Your instructions>
Give back each entry verbatim.

Material supplied>
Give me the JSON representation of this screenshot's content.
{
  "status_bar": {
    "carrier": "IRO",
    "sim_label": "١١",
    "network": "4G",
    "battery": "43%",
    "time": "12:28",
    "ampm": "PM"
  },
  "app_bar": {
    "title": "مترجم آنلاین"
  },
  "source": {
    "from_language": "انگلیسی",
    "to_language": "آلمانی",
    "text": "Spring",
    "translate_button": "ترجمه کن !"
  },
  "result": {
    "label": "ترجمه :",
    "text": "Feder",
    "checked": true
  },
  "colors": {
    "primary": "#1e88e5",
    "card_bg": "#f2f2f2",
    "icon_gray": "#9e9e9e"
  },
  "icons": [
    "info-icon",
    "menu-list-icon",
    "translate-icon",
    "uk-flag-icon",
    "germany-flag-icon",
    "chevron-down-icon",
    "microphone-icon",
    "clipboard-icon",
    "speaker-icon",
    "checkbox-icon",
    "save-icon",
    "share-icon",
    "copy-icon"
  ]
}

Exercise answer>
Give me the JSON representation of this screenshot's content.
{
  "status_bar": {
    "carrier": "IRO",
    "sim_label": "١١",
    "network": "4G",
    "battery": "43%",
    "time": "12:28",
    "ampm": "PM"
  },
  "app_bar": {
    "title": "مترجم آنلاین"
  },
  "source": {
    "from_language": "انگلیسی",
    "to_language": "آلمانی",
    "text": "Spring",
    "translate_button": "ترجمه کن !"
  },
  "result": {
    "label": "ترجمه :",
    "text": "Feder",
    "checked": true
  },
  "colors": {
    "primary": "#1e88e5",
    "card_bg": "#f2f2f2",
    "icon_gray": "#9e9e9e"
  },
  "icons": [
    "info-icon",
    "menu-list-icon",
    "translate-icon",
    "uk-flag-icon",
    "germany-flag-icon",
    "chevron-down-icon",
    "microphone-icon",
    "clipboard-icon",
    "speaker-icon",
    "checkbox-icon",
    "save-icon",
    "share-icon",
    "copy-icon"
  ]
}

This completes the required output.